Pavlovian dogs and the Fed4 min read . Updated: 11 Sep 2007, 12:20 AM IST
Pavlovian dogs and the Fed
Pavlovian dogs and the Fed
The penny appears to have dropped. On Friday, the US reported that total employment shrunk by 4,000 in August. More importantly, there were substantial downward revisions to previous estimates of job creation in June and July. Average monthly job creation in the last three months is now 44,000. Pre-revision and for the three months ending July, the average monthly job creation was 135,000. However, the unemployment rate remained unchanged at 4.6%. That is easily understood by noting that the size of the labour force shrunk a bit. That happens when people drop out of the labour force, actively stop looking for a job and, instead, take a long-overdue vacation. The Pavlovian dogs are out with saliva dripping in anticipation of rate cuts by the Federal Reserve as the decks are more or less cleared for them to lower their target for the Federal funds rate to 5.0% or lower on 18 September.
The Fed has not been short on advice on whether it should lower the Federal funds rate or not. Many have contended that the crisis of confidence and scarcity of information on the quality of balance sheets in the financial industry in America and Europe are self-inflicted and that the industry should sort itself out with some liquidity support from central banks where needed. Relaxation of the monetary policy is to be attempted only if macroeconomic conditions deteriorate in the US. The August employment report suggests precisely that and hence the near-certainty that the Fed will lower the target Federal funds rate on the 18th of this month. No surprise then that the US dollar is weak and gold is strong. Expect to see more of it in the future.
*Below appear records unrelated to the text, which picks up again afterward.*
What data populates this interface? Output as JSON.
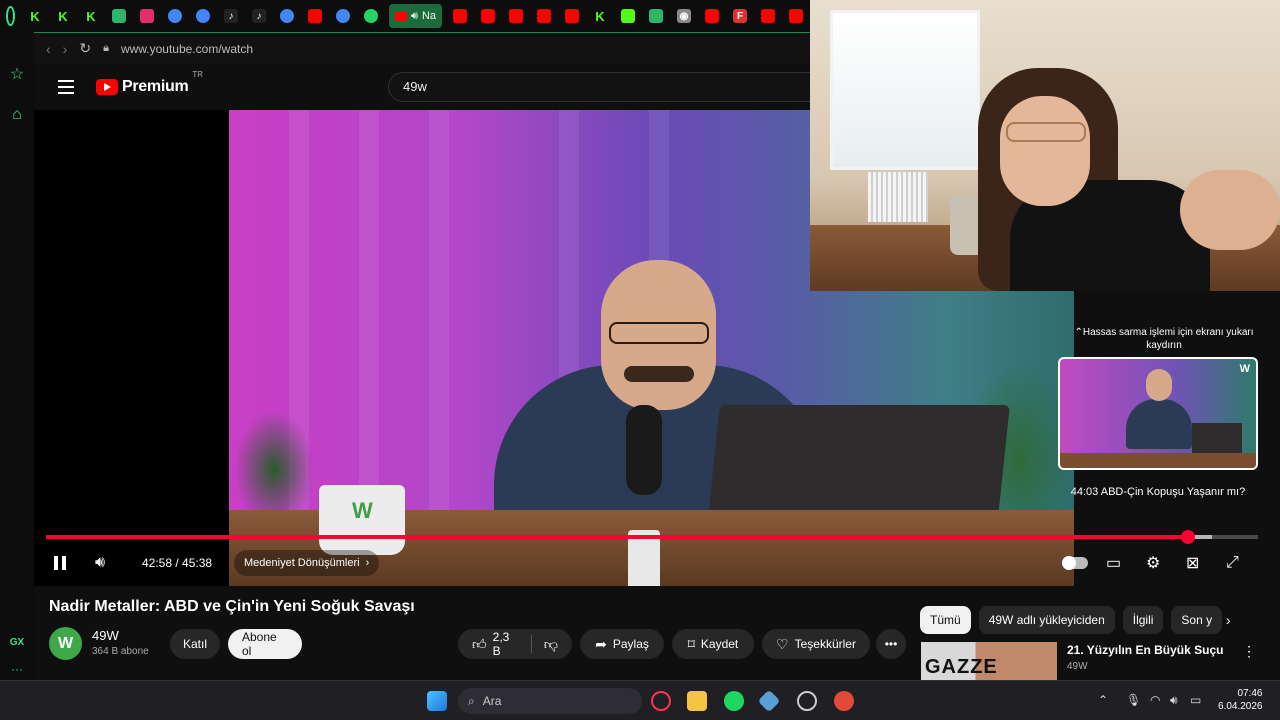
{
  "browser": {
    "url": "www.youtube.com/watch",
    "active_tab_label": "Na",
    "tabs": [
      "kick-icon",
      "kick-icon",
      "kick-icon",
      "app-icon",
      "instagram-icon",
      "chrome-icon",
      "chrome-icon",
      "tiktok-icon",
      "tiktok-icon",
      "chrome-icon",
      "youtube-icon",
      "chrome-icon",
      "whatsapp-icon",
      "youtube-icon",
      "youtube-icon",
      "youtube-icon",
      "youtube-icon",
      "youtube-icon",
      "kick-icon",
      "document-icon",
      "app-icon",
      "github-icon",
      "youtube-icon",
      "font-icon",
      "youtube-icon",
      "youtube-icon"
    ],
    "sidebar_bottom_label": "GX"
  },
  "youtube": {
    "logo_text": "Premium",
    "logo_region": "TR",
    "search_value": "49w"
  },
  "player": {
    "current_time": "42:58",
    "duration": "45:38",
    "time_display": "42:58 / 45:38",
    "chapter": "Medeniyet Dönüşümleri",
    "progress_fraction": 0.942,
    "hover_fraction": 0.962,
    "scrub_hint": "Hassas sarma işlemi için ekranı yukarı kaydırın",
    "scrub_time": "44:03",
    "scrub_chapter": "ABD-Çin Kopuşu Yaşanır mı?",
    "scrub_label": "44:03   ABD-Çin Kopuşu Yaşanır mı?",
    "accent": "#ff0033"
  },
  "video": {
    "title": "Nadir Metaller: ABD ve Çin'in Yeni Soğuk Savaşı",
    "channel": "49W",
    "subscribers": "364 B abone",
    "join_label": "Katıl",
    "subscribe_label": "Abone ol",
    "likes": "2,3 B",
    "share_label": "Paylaş",
    "save_label": "Kaydet",
    "thanks_label": "Teşekkürler",
    "more_label": "•••"
  },
  "recommendations": {
    "chips": [
      "Tümü",
      "49W adlı yükleyiciden",
      "İlgili",
      "Son y"
    ],
    "items": [
      {
        "title": "21. Yüzyılın En Büyük Suçu",
        "channel": "49W",
        "thumb_text": "GAZZE"
      }
    ]
  },
  "taskbar": {
    "search_placeholder": "Ara",
    "time": "07:46",
    "date": "6.04.2026"
  }
}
However, Fed rate action would not solve the problem. What we are now faced with is not just a “simple" downturn in the economic cycle that could be addressed by lower interest rates. As Moody’s put it, the problem is one of information crunch and not credit crunch. The economic downturn will complicate it further. Josef Ackerman, global CEO of Deutsche Bank, asked his fellow bankers to come clean on the hidden skeletons in their closet and in other closets they had set up over the years (called Structured Investment Vehicles, or SIVs). The fact is that the current funding problems of the SIVs set up by banks now devolve on the banks, exposing the hollowness of setting them up outside the bank balance sheets in the first place.
Banks are reluctant to disclose more because they are fearful of the backlash from the investor community which has already been swift, and second, because of the prisoner’s dilemma—no one wants to be the only institution owning up to sins. Mea culpa has to be collective.
To be sure, for the present crisis in the financial sector to morph into an entrenched economic downturn, the American consumer has to pare back spending. The demise of the American consumption juggernaut has been predicted many times in the past with disastrous results. Perhaps, this time it is different. Hope springs eternal that American households will rediscover the joy of saving for a rainy day. Conditions are propitious now.
One, there are no more asset markets left for the Federal Reserve to reflate. Two, consumption has been supported by home equity withdrawal (HEW) in the last few years. Home equity increases every month as instalment payments are made by the borrower and then the borrower borrows against the accumulated equity! Such equity withdrawal is not going to be possible if prices of houses decline or if payments are not kept up. Of course, usually, the effect of HEW on consumption lasts for several quarters. HEW was significant right up to the end of the second quarter. Therefore, a significant slowdown in consumer spending can be expected by the middle of 2008 at the latest.
If a recession/substantive economic slowdown in the US arrives in 2008, then what happens to emerging economies? Many reckon that emerging market economies would be relatively unaffected. That appears to be largely based on hope than on reality. Linkages are tighter than before, particularly in Asia, both on the macro and on the market side. Investors are still in denial on this and it is causing them to buy Asian stocks on dips when they should be selling into strength. In a recent lunch hosted by JP Morgan, Moody’s has observed, “The linkages between a potential US current account adjustment and China’s growth prospects are deemed significant and, in turn, China’s growth outlook and that of commodities would have ramifications on other emerging market credits." That is pithily put.
Investors should take a leaf out of former prime minister Narasimha Rao’s book and practise masterly inactivity, after converting their securities holdings into cash and gold. That would serve them well over the next two to three years.
V. Anantha Nageswaran is head, investment research, Bank Julius Baer & Co. Ltd in Singapore.These are his personal views and do not represent those of his employer. Your comments are welcome at email@example.com